Louisville, Ky (PRWEB) December 13, 2012
The issue of succession planning has been elevated as a result of the ‘Fiscal Cliff,’ a term used to describe the potential negative impact on the economy as tax breaks expire. Unless Congress takes action by the end of the year, the taxes on estates will be the same as the levels that were set more than a decade ago.
Under the law today, on January 1, 2013, the estate tax exemption would decrease from more than $5 million to $1 million and the top rate would jump from 35 percent to 55 percent. It’s estimated that 1 in 10 farm families would be negatively impacted by this change in estate tax law.

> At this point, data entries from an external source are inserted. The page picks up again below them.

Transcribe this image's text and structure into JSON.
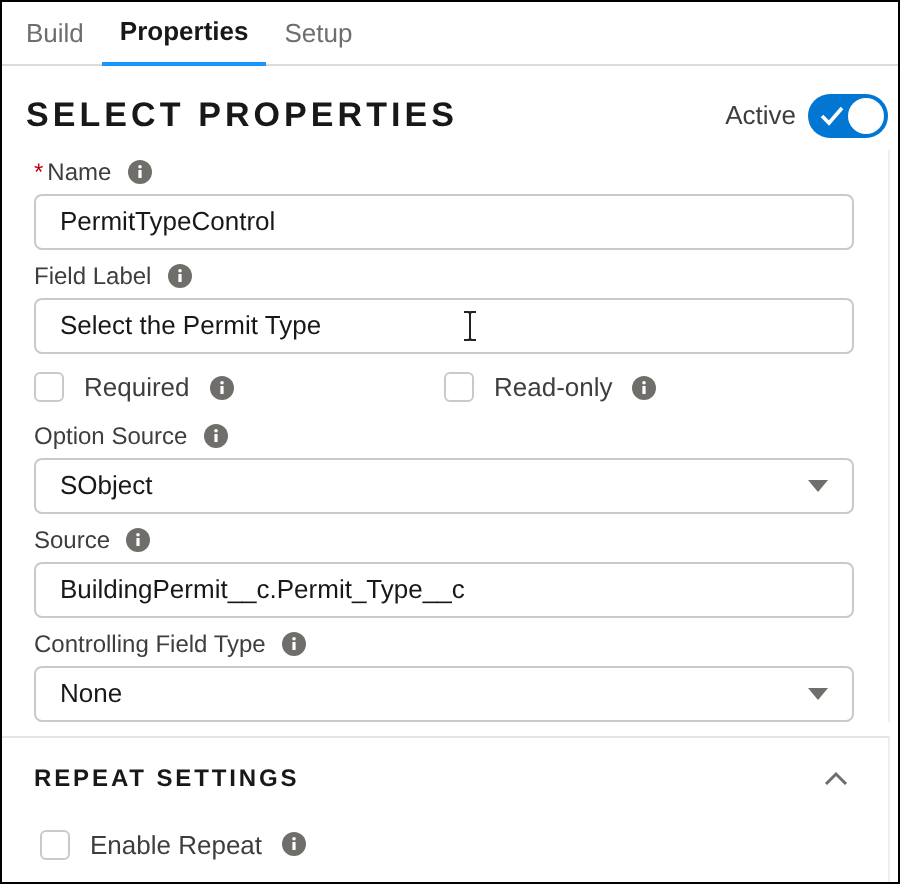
{
  "tabs": [
    {
      "label": "Build",
      "selected": false
    },
    {
      "label": "Properties",
      "selected": true
    },
    {
      "label": "Setup",
      "selected": false
    }
  ],
  "section": {
    "title": "SELECT PROPERTIES",
    "toggle": {
      "label": "Active",
      "on": true
    }
  },
  "fields": [
    {
      "kind": "text",
      "label": "Name",
      "marker": "*",
      "value": "PermitTypeControl"
    },
    {
      "kind": "text",
      "label": "Field Label",
      "value": "Select the Permit Type"
    },
    {
      "kind": "checkboxes",
      "items": [
        {
          "label": "Required",
          "checked": false
        },
        {
          "label": "Read-only",
          "checked": false
        }
      ]
    },
    {
      "kind": "select",
      "label": "Option Source",
      "value": "SObject"
    },
    {
      "kind": "text",
      "label": "Source",
      "value": "BuildingPermit__c.Permit_Type__c"
    },
    {
      "kind": "select",
      "label": "Controlling Field Type",
      "value": "None"
    }
  ],
  "repeat": {
    "title": "REPEAT SETTINGS",
    "expanded": true,
    "items": [
      {
        "label": "Enable Repeat",
        "checked": false
      }
    ]
  }
}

“Because farmers typically invest most of their earnings toward increasing and improving farm real estate and not in liquid assets, not having a solid succession plan means that the next generation is often faced with selling land and assets in order to meet tax obligations,” says Natasha Cox, Farm Credit Mid-America.
Couple the expiring tax laws with the fact that almost 50 percent of farmers are less than 10 years away from retirement, it becomes especially important for farmers to think about how today’s business plans play into a successful succession plan.
“Good succession plans provide farm families with clarity and security in the midst of policy and operational changes,” Cox says. “A solid plan sets expectations for the next generation and provides ample time for planning and training.”
Cox outlines several important steps to succession planning:
Engage your spouse and beneficiaries by opening up the lines of communication. Find out what is important to them and what their goals and objectives are for the operation moving forward. Purdue University sponsors a next generation workshop that will help you identify goals and objectives for the famiy farm – Farming into the Next Generation Workshop.
Identify your succession planning committee – this can include tax accountants, attorneys and possibly investment advisors.
Engage your lender, who can provide holistic knowledge of your operation and help anticipate future financial issues.
Farmers need to think about protecting themselves and their families. Having a solid succession plan is one way to assure the next generation will enjoy the farm’s legacy and way of life.
About Farm Credit Mid-America
Farm Credit Services of Mid-America is an $19 billion financial services cooperative serving more than 92,500 farmers, agribusinesses and rural residents in Indiana, Ohio, Kentucky and Tennessee. The association provides loans for all farm and rural living purposes including real estate, operating loans,equipment loans, and housing loans. FCS also provides an array of financial services, including crop insurance and leases. For more information about Farm Credit, call 1-800-444-FARM or visit them on the web at http://www.e-farmcredit.com.